(c) Predict which isomer (cis or trans) is more stable.
Chapter 3 59
Solved Problem 3-3: Solution (a)
a) There are two possible chair conformations for the cis
isomer, and these two conformations interconvert at
room temperature. Each of these conformations places
one methyl group axial and one equatorial, giving them
the same energy.
Chapter 3 60
Solved Problem 3-3 : Solution (b)
(b) There are two chair conformations of the trans isomer
that interconvert at room temperature. Both methyl
groups are axial in one, and both are equatorial in the
other. The diequatorial conformation is more stable
because neither methyl group occupies the more
hindered axial position.

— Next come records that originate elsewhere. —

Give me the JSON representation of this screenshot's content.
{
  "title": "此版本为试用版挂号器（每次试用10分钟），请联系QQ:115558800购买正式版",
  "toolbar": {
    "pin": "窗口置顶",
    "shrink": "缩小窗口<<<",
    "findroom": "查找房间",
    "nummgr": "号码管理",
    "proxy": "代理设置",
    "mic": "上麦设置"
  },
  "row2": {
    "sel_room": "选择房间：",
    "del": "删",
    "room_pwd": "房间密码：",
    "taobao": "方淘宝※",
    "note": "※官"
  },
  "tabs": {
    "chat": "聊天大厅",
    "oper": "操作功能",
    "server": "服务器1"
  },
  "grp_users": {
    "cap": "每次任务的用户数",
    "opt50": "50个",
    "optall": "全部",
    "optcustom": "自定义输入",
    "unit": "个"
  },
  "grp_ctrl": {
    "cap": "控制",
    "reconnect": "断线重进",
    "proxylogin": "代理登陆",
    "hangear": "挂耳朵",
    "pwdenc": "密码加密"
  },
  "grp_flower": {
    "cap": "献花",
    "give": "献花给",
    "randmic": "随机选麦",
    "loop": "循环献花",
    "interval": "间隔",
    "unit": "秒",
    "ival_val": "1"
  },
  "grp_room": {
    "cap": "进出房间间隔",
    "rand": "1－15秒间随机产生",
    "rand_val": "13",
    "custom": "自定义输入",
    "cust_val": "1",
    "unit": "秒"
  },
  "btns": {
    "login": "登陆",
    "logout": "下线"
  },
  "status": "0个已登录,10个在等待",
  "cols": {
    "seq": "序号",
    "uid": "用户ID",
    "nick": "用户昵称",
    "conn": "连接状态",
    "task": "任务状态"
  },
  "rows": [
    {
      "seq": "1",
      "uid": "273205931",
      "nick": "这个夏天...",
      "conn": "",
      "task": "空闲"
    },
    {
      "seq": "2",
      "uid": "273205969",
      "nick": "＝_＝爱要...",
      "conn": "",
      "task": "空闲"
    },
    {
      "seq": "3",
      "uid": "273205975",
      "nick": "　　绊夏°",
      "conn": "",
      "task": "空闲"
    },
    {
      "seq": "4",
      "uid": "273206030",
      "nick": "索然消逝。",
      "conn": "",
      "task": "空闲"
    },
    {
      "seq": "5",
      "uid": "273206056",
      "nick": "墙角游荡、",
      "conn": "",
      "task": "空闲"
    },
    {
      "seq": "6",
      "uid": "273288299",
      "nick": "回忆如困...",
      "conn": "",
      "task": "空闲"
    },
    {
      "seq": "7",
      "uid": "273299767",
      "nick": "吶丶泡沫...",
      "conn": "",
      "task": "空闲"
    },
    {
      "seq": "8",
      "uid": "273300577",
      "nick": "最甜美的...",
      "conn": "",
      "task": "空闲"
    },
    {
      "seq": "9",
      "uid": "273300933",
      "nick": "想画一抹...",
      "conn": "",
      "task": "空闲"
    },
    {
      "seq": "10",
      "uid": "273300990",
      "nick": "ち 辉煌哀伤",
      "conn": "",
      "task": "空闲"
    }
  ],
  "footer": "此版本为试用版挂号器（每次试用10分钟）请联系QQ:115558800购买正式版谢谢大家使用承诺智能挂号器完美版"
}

Chapter 3 61
Solved Problem 3-3 : Solution (c)
(c) The trans isomer is more stable. The most stable
conformation of the trans isomer is diequatorial and
therefore about 7.6 kJ/mol (1.8 kcal/mol) lower in energy
than either conformation of the cis isomer, each having
one methyl axial and one equatorial. Remember that cis
and trans are distinct isomers and cannot interconvert.
Chapter 3 62
Solution: First, we draw the two conformations. The ethyl
group is bulkier than the methyl group, so the conformation
with the ethyl group equatorial is more stable.
Solved Problem 3-1
Draw the most stable conformation of